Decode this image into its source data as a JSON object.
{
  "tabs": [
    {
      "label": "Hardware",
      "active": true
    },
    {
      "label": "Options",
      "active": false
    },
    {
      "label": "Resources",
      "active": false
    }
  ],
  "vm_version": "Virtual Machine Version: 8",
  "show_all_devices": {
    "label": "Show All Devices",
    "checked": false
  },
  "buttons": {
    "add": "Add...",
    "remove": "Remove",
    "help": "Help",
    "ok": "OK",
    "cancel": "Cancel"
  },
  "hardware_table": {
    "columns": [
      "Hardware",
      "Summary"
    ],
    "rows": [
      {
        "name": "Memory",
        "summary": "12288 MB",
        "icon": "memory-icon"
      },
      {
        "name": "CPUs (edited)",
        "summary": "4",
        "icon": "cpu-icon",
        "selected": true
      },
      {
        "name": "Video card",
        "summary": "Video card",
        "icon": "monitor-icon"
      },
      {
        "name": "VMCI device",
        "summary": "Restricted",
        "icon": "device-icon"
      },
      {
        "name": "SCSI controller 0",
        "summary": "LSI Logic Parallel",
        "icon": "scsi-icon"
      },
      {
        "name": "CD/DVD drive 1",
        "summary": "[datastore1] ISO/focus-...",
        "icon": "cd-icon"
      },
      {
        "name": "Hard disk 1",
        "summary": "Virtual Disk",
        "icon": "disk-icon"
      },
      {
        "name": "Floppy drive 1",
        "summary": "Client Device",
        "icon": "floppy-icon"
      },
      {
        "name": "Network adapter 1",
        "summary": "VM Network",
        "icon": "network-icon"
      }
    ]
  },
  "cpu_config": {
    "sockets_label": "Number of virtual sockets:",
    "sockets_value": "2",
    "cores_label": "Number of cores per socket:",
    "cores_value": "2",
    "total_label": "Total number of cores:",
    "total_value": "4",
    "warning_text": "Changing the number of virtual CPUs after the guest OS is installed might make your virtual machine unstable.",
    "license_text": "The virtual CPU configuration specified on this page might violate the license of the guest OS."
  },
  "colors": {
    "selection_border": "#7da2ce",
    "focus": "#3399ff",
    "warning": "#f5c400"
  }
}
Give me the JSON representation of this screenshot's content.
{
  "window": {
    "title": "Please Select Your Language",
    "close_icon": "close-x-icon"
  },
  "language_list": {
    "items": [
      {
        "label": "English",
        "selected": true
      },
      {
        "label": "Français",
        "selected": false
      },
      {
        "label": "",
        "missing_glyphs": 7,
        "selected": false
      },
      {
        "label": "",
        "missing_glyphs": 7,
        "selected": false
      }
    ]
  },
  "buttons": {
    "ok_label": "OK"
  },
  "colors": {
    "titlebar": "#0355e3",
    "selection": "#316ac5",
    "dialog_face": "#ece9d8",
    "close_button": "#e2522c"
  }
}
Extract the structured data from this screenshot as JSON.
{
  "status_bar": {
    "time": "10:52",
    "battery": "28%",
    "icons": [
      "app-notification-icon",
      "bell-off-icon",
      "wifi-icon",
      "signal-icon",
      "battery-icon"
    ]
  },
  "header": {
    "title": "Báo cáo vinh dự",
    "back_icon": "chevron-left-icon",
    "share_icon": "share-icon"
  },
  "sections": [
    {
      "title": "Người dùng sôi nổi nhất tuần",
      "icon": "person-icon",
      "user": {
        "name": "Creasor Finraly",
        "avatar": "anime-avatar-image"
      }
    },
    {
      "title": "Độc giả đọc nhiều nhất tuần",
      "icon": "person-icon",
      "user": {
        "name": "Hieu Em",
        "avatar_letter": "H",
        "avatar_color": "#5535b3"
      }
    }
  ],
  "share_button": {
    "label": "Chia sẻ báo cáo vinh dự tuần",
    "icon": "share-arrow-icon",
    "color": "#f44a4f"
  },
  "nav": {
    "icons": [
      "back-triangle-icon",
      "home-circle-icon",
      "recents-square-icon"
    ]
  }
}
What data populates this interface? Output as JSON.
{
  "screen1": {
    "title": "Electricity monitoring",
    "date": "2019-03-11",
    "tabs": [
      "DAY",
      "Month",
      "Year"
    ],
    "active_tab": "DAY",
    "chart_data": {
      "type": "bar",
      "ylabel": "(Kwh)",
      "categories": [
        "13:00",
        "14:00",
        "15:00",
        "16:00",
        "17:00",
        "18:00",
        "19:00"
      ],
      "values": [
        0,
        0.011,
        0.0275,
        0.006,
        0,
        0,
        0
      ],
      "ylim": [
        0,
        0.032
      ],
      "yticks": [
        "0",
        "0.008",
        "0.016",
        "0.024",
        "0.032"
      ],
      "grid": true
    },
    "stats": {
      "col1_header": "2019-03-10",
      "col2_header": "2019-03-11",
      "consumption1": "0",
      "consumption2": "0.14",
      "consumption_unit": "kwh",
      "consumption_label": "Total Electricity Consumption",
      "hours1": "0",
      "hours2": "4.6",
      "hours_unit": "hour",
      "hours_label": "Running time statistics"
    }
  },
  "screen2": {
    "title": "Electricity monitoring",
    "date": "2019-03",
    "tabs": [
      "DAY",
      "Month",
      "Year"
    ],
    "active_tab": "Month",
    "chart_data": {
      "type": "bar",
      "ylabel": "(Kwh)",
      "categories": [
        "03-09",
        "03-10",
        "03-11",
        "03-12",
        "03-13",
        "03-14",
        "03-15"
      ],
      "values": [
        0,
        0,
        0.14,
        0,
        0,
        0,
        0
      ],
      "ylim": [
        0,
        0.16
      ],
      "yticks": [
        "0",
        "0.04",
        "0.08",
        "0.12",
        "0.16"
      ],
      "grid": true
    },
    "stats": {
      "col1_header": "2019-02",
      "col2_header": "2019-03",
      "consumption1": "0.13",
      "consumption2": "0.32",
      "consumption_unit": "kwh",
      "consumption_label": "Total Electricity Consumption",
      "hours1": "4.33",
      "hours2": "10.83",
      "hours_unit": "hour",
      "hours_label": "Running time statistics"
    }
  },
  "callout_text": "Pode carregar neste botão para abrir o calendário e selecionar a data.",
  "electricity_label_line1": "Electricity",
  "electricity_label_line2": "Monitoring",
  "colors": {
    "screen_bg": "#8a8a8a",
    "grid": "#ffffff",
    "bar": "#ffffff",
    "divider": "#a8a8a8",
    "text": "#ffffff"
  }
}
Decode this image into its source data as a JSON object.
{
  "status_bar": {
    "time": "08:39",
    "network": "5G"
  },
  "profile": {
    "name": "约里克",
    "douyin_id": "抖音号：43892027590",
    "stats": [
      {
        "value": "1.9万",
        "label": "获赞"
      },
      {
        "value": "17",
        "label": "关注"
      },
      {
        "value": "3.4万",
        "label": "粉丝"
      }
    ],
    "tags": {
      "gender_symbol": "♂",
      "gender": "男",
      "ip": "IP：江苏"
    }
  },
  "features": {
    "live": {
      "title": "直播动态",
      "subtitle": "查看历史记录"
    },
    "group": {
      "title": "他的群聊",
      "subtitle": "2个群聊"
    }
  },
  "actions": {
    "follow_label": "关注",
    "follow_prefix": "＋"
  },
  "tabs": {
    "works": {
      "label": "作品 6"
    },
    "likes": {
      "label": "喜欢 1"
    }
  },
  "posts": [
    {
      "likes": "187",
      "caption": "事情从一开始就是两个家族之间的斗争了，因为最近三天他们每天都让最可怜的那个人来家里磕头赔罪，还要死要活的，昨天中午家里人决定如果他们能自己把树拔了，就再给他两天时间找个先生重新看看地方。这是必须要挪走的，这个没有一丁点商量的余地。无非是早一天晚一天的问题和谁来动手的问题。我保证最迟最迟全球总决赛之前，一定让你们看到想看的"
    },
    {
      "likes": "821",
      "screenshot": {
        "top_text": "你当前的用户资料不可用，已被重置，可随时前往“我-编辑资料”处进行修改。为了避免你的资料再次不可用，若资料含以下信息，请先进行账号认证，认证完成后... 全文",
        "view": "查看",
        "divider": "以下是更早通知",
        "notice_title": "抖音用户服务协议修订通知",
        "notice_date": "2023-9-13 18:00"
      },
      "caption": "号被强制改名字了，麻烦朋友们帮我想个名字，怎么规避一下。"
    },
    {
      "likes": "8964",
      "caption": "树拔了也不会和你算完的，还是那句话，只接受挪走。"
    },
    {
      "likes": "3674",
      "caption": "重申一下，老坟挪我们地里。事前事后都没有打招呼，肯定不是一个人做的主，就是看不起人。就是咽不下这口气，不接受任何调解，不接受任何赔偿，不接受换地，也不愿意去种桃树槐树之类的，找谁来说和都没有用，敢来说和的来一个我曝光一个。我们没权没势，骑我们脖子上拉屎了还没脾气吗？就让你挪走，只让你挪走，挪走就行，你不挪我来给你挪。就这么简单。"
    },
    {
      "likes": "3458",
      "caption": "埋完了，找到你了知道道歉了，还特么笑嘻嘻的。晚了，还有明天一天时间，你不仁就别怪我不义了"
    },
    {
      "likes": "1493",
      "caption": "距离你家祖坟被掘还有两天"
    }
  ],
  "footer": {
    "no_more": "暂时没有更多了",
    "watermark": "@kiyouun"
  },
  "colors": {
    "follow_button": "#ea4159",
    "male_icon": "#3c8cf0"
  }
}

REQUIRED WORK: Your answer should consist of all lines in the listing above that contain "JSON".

SOLUTION TO THIS EXERCISE:
Decode this image into its source data as a JSON object.
Give me the JSON representation of this screenshot's content.
Extract the structured data from this screenshot as JSON.
What data populates this interface? Output as JSON.
Decode this image into its source data as a JSON object.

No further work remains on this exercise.